Spent the day today driving round English vineyards with two Canadian wine peeps, Andrew and Nicole. We visited three of the finest English producers, and each visit was quite special in its own way. Full write ups to come (of course), but for now some quick notes and a few pictures.
First visit was Nyetimber. Probably the most famous English sparkling wine producer, and rightly so. Brad Greatrix showed us around the home vineyard (above) and took us through an extensive tasting. Nyetimber have 150 hectares now, in 8 sites in Sussex (on greensand soils) and two newer sites in Hampshire (on chalk). The wines released so far have all come from greensand, and they show lovely delicacy and detail of fruit. The chalk soils will add structure and acidity to the wines, Brad reckons (they’ve only made wine from them since the 2013 vintage, and these aren’t in the blends yet).
Highlights? The 2010 Classic Cuvee, just released, is every bit as good as the fabulous 2009. The rose is quite special. The 2009 Tillington is profound, and it was nice to have a vertical of both the Blanc de Blancs and Classic Cuvee. In general, the wines here are getting better every year so go for the more recent vintages.
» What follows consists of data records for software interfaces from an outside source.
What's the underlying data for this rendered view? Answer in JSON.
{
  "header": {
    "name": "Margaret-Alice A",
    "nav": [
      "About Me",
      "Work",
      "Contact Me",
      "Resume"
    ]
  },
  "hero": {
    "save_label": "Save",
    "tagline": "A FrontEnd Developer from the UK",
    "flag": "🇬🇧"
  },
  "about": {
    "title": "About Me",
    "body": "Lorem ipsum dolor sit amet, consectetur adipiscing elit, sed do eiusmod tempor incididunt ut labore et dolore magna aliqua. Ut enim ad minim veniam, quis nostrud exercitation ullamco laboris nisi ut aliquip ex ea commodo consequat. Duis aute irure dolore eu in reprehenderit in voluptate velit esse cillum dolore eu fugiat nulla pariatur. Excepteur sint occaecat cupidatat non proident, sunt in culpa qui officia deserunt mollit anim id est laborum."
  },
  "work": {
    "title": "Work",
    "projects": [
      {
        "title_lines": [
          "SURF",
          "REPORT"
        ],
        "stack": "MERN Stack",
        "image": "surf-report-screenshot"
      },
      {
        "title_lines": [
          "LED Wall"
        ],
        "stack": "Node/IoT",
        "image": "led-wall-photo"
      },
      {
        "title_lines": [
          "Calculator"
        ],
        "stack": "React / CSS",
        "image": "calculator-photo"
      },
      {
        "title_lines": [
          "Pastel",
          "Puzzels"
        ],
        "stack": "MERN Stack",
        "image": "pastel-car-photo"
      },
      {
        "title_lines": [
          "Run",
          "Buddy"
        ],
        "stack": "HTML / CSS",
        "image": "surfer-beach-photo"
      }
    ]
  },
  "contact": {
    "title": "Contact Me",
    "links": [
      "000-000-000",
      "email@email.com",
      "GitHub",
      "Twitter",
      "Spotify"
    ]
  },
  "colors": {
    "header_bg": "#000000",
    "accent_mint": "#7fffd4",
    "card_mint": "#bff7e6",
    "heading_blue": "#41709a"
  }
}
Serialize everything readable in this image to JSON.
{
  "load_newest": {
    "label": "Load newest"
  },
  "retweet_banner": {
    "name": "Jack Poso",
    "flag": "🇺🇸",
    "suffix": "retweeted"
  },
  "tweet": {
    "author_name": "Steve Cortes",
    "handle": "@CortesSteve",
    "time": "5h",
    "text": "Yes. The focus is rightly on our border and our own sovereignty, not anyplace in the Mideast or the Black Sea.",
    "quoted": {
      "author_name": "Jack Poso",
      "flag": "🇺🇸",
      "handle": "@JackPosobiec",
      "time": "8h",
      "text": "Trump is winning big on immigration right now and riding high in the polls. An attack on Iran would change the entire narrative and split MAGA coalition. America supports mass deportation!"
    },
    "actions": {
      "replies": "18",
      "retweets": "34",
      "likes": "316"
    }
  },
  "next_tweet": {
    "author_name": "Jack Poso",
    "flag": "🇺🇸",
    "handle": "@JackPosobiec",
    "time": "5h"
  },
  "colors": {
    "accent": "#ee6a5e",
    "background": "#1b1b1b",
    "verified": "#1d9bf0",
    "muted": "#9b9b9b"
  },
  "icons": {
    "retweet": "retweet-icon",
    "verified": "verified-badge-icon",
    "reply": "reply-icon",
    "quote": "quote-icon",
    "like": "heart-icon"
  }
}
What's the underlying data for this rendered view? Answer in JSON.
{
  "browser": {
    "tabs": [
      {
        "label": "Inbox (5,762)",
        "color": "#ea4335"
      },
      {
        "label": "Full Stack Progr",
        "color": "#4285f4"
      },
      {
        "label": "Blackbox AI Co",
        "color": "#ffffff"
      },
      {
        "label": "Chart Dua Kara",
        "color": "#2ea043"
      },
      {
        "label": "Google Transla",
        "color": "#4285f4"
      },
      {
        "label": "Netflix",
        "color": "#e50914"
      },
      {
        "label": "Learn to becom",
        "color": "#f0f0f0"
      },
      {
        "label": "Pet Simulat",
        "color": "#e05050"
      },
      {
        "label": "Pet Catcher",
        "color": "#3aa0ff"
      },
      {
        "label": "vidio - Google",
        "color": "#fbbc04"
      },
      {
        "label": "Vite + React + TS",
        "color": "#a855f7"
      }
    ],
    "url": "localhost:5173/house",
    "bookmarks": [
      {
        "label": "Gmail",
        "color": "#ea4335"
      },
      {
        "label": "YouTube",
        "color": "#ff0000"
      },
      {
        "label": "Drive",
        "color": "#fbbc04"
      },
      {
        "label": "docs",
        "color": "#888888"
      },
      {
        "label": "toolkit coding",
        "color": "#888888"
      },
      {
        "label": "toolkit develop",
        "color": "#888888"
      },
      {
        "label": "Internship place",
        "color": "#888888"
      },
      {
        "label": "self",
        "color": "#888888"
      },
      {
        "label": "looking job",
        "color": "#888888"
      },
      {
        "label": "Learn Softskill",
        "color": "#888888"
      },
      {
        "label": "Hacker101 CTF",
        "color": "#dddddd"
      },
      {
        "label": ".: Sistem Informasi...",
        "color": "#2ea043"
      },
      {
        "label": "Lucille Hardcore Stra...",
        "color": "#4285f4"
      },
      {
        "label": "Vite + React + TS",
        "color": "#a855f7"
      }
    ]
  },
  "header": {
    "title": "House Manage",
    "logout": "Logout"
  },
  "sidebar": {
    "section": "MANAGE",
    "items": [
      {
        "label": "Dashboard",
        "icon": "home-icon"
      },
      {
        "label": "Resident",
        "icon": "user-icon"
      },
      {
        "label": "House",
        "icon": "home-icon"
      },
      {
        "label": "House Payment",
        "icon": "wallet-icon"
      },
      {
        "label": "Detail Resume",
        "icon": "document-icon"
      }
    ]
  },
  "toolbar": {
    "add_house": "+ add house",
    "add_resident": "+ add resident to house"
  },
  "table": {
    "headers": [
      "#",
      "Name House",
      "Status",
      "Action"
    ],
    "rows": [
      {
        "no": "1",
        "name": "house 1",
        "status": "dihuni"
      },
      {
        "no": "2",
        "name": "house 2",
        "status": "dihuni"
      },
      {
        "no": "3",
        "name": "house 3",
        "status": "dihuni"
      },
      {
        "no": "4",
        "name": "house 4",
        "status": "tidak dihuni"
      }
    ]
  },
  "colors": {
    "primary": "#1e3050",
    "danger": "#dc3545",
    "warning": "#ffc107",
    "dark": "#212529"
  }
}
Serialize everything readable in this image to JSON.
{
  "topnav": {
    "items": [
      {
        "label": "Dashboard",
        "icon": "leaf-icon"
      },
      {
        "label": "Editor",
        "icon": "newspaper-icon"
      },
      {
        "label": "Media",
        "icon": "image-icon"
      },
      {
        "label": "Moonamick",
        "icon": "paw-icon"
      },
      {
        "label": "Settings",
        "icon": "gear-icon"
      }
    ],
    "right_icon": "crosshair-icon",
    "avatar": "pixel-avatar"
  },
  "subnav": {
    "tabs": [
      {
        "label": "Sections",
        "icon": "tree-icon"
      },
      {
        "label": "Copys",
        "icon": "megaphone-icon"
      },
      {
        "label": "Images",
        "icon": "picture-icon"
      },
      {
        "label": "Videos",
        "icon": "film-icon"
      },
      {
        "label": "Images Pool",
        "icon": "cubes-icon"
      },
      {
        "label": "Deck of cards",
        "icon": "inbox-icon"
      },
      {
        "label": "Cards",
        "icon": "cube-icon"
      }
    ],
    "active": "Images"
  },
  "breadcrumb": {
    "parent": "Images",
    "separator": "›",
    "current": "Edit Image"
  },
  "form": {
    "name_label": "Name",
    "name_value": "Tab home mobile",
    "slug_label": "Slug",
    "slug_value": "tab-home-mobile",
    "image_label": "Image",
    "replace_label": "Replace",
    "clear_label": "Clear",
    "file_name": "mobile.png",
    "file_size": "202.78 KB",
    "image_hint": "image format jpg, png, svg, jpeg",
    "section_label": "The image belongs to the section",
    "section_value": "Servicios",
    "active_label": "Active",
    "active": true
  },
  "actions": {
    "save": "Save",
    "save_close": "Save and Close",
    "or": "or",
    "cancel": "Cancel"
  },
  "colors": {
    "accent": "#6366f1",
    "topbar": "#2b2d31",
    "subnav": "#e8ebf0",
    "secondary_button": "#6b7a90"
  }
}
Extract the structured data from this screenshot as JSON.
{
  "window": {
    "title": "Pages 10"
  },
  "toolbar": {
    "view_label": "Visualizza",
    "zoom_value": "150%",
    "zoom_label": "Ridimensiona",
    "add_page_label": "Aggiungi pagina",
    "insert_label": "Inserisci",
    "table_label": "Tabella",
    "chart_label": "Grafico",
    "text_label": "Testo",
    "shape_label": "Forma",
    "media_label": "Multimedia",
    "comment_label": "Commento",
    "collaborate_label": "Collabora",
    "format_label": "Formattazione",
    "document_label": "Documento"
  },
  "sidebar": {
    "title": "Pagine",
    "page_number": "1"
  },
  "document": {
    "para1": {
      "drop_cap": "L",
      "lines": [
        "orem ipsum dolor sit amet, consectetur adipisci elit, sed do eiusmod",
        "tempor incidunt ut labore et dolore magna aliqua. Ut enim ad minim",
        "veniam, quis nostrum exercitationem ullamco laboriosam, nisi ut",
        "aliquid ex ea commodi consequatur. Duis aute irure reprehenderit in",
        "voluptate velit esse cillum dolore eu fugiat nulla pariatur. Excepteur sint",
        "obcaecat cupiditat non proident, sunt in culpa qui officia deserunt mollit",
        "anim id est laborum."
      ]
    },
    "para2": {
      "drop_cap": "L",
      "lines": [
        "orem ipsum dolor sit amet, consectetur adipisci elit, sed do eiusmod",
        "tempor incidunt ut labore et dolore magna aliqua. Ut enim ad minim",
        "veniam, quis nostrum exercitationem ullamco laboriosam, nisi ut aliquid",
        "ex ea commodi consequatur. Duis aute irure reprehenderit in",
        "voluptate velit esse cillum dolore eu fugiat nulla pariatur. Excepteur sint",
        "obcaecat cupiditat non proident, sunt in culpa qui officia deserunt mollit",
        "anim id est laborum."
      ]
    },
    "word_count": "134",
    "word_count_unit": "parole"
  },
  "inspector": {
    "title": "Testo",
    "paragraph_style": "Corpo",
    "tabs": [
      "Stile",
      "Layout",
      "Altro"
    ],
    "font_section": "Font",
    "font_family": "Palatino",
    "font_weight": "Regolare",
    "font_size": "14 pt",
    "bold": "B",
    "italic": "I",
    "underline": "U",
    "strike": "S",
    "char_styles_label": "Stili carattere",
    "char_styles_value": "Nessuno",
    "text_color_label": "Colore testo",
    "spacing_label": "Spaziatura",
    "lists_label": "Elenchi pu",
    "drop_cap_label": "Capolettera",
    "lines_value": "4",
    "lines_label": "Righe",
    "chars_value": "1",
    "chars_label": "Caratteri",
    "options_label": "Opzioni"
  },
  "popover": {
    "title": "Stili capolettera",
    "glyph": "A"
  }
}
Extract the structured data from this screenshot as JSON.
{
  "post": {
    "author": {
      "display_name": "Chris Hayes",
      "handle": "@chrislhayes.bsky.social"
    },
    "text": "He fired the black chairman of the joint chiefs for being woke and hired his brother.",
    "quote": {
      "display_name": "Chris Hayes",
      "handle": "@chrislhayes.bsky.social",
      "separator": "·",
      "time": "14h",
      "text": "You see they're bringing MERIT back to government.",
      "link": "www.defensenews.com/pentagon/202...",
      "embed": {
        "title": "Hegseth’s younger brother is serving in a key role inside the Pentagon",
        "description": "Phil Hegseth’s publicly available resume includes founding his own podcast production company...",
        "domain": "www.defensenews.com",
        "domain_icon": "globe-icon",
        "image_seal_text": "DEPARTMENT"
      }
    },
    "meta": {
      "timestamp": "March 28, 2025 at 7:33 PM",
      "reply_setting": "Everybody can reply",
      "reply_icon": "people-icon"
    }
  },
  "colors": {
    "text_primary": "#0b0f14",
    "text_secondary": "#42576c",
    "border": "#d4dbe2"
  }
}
After a lovely pub lunch in Tillington, we headed to Hambledon. Ian Kellett has ambitious plans here, and his focus is on chalk soils and Chardonnay. The wines are pretty spectacular. We looked at the base wine blends from 2014 and they are just lovely. The current releases of the Premiere Cuvee and Classic Cuvee are quite special. Ian reckons that the goal for the English wineries should be for them to take 25% of Champagne’s market share in the UK (currently 33 million bottles) within a decade. He’s amazed that the Champenois aren’t paying more attention to the UK sparkling wine scene, because it is set to become a very serious competitor for this, the leading export market for Champagne, in a relatively short time.
The chalk soils give a lovely acid structure. Kellett’s approach is to take a non-vintage model, which makes a lot of sense.
We had a look at the gravity flow winery, together with its two ultra-cool Cocquard presses, which give an incredible level of control over the pressing stage, which is one of the critical points in fizz production.
The final stop was at Coates & Seely. Nicholas and Virginia Coates allowed us to invade their spectacular home in order for us to hear the story of Coates & Seely and taste their wine. Like Hambledon, these are wines made from grapes grown on chalk, and this gives them a keen acid structure and linearity. Coates & Seely are also aiming at a non-vintage model, and both the regular and rose NV are seriously good wines. Nicholas is very excited about the impending release of the Blanc de Blancs and the Perfide vintage Blanc de Blancs, which he thinks are very special. The pink Perfide is certainly a special wine.
It was a good way to end a really lovely day. I never thought I’d be taking foreign visitors round England’s top wineries like this. How far the English wine scene has come in such a short time, because all three of these producers are making world class wines in my opinion, and they aren’t alone.